WORK TO BE COMPLETED: Please copy each line in the records below that contains the string "name".

AVAILABLE DATA:
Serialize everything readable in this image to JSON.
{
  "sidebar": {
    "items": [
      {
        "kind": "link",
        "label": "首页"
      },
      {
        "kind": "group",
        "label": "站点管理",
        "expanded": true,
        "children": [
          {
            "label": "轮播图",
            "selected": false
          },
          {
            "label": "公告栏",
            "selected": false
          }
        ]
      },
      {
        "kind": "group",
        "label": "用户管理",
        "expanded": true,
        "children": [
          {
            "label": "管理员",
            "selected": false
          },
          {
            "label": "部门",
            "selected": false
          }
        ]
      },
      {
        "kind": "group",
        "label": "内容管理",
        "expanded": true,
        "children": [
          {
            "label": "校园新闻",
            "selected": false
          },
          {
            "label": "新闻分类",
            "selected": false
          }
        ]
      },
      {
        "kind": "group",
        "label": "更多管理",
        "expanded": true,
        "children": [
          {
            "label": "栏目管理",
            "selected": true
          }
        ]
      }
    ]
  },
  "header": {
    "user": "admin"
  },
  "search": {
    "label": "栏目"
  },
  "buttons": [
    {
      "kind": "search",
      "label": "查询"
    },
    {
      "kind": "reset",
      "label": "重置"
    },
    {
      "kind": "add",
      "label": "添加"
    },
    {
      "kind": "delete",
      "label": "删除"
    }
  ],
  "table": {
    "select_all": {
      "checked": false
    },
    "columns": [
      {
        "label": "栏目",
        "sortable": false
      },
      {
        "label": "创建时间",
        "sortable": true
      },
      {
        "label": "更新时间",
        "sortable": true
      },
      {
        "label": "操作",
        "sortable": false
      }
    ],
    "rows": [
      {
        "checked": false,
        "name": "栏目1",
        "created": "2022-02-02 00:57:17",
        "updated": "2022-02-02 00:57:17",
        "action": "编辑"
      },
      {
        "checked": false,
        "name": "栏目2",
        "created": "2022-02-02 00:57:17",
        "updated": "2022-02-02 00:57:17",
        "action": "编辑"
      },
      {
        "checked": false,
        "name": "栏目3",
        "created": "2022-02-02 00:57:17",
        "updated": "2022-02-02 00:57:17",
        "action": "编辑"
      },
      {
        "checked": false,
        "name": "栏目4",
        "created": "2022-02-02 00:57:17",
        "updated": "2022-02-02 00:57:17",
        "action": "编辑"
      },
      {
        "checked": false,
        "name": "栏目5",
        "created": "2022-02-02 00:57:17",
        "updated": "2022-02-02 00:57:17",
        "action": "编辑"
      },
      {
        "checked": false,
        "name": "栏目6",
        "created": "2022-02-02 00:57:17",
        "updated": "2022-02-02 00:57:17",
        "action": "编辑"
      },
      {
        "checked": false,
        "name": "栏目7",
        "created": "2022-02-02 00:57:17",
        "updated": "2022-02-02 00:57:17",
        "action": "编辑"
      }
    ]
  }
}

RESPONSE:
        "name": "栏目1",
        "name": "栏目2",
        "name": "栏目3",
        "name": "栏目4",
        "name": "栏目5",
        "name": "栏目6",
        "name": "栏目7",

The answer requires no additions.